> [EXERCISE] In the material below, find each line with the word "title" and copy it.

BEGIN

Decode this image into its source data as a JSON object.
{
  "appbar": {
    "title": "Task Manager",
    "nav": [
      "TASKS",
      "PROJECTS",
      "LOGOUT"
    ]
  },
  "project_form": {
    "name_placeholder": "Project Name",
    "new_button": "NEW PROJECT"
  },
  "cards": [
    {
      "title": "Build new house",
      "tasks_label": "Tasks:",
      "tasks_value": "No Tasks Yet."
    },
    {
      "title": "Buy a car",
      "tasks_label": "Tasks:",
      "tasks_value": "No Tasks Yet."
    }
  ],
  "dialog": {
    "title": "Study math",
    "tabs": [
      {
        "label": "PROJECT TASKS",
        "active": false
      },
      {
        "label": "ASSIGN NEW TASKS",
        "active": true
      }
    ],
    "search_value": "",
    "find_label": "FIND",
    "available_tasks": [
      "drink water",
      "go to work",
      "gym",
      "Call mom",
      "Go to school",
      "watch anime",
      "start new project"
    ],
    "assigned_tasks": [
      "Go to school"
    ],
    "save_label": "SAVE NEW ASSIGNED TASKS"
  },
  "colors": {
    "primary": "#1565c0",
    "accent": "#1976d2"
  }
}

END

> [ANSWER AREA]
    "title": "Task Manager",
      "title": "Build new house",
      "title": "Buy a car",
    "title": "Study math",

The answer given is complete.